Now I don't mean to downplay the importance of English in relation to its practicality. It has ended up the most widely-spoken language globally, and is thus important in that respect, and non-English-speaking people who move to the U.S. ought to attempt to learn to become at least functional in the language so they can function communications-wise that much more effectively. However, because of all the living Indigenous American languages within the United States, no language should be declared the official language of the land. To do so is just another symbolic slap in the face to Indigenous Americans.
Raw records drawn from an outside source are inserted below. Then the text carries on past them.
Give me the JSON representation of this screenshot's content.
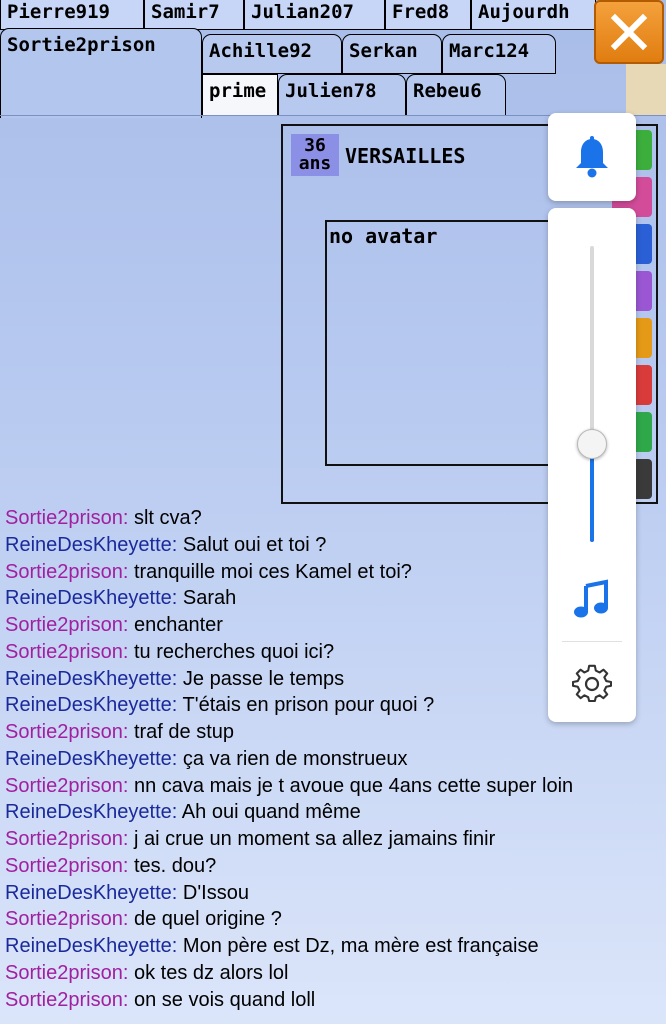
{
  "tabs_row1": [
    "Pierre919",
    "Samir7",
    "Julian207",
    "Fred8",
    "Aujourdh"
  ],
  "tabs_row2": [
    "Sortie2prison",
    "Achille92",
    "Serkan",
    "Marc124"
  ],
  "tabs_row3": [
    "prime",
    "Julien78",
    "Rebeu6"
  ],
  "profile": {
    "age": "36",
    "age_unit": "ans",
    "city": "VERSAILLES",
    "avatar_text": "no avatar"
  },
  "volume": {
    "level": 0.33
  },
  "icons": {
    "close": "close-icon",
    "bell": "bell-icon",
    "music": "music-note-icon",
    "settings": "gear-icon"
  },
  "colors": {
    "user_a": "#a020a0",
    "user_b": "#1a2a9a",
    "accent": "#1a73e8",
    "close_orange": "#e88a1a"
  },
  "chat": [
    {
      "user": "Sortie2prison",
      "text": "slt cva?"
    },
    {
      "user": "ReineDesKheyette",
      "text": "Salut oui et toi ?"
    },
    {
      "user": "Sortie2prison",
      "text": "tranquille moi ces Kamel et toi?"
    },
    {
      "user": "ReineDesKheyette",
      "text": "Sarah"
    },
    {
      "user": "Sortie2prison",
      "text": "enchanter"
    },
    {
      "user": "Sortie2prison",
      "text": "tu recherches quoi ici?"
    },
    {
      "user": "ReineDesKheyette",
      "text": "Je passe le temps"
    },
    {
      "user": "ReineDesKheyette",
      "text": "T'étais en prison pour quoi ?"
    },
    {
      "user": "Sortie2prison",
      "text": "traf de stup"
    },
    {
      "user": "ReineDesKheyette",
      "text": "ça va rien de monstrueux"
    },
    {
      "user": "Sortie2prison",
      "text": "nn cava mais je t avoue que 4ans cette super loin"
    },
    {
      "user": "ReineDesKheyette",
      "text": "Ah oui quand même"
    },
    {
      "user": "Sortie2prison",
      "text": "j ai crue un moment sa allez jamains finir"
    },
    {
      "user": "Sortie2prison",
      "text": "tes. dou?"
    },
    {
      "user": "ReineDesKheyette",
      "text": "D'Issou"
    },
    {
      "user": "Sortie2prison",
      "text": "de quel origine ?"
    },
    {
      "user": "ReineDesKheyette",
      "text": "Mon père est Dz, ma mère est française"
    },
    {
      "user": "Sortie2prison",
      "text": "ok tes dz alors lol"
    },
    {
      "user": "Sortie2prison",
      "text": "on se vois quand loll"
    }
  ]
}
The French-speaking Cajuns of Louisiana faced similar discrimination in the past.
On the other hand, for those who still insist on such a wide-scale, across-the-board “official language,” then Spanish ought to made an official language as well as English, due to the southwestern United States having been under the domination of two Spanish-speaking nations previously (Spain and Mexico), and due to the millions of Spanish-speaking peoples in the United States, which includes the County of Los Angeles, which is the second-largest Spanish-speaking region in the world. Also, many Indigenous American peoples from tribes in the Southwest are tri-lingual, and many of them have Spanish surnames. (Spanish is already the official language of the U.S. Commonwealth of Puerto Rico).
Wikipedia: English-only movement.
Wednesday, March 07, 2007
With the left hand I cleanse and nourish.
With the right hand I damage and destroy.
The drought-ridden farmer welcomes me,
While the carwash owner curses me.
I am the God of Rain.
Indigenous peoples around the world associate deities with the forces of nature, such as rain. Among the Aztec peoples and their present-day descendants the Nahuas, rain god Tláloc is symbolized as illustrated above at the top.
The Mayan rain god is Toc, illustrated above, offering a mortal his bestowal, which the mortal ignores and thus does not receive.
The Yaqui rain deity, Kakaliwa is just symbolized by two black rain drops as illustrated above.
Modern meteorology's symbol above needs no explanation.
The word "hurricane" is derived from Hurucán, the Carribean Taino Indian name for the deity associated with that category of storm.
Most modern day, non-indigenous urbanites in particular dislike rain more than they appreciate it, simply because it causes them inconveniences and even mishaps. Because of that, rainy weather is often referred to as "bad" or "ugly" weather.
Indigenous people appreciate rain. We hold the view that even the damage and destruction that heavy, prolonged rainstorms can bring will result in the long run necessary changes. Even for those who don't hold that view, it's often the case that mishap, damage, death, and destruction from rain storms are the result of human error and judgement in the way of building in, living in, traveling in, or exercising a living in a high-risk flood zone.
Last but not least and needless-to-say, there would hardly be any life on Grandmother Earth's terrain if "the rain deity" didn't shed his "teardrops" often enough.
So the next time you're inconvenienced by or "fall victim" to rain or snow, remember that like the sun, rain brings about more benefits to the world in the long run than it does negative effects.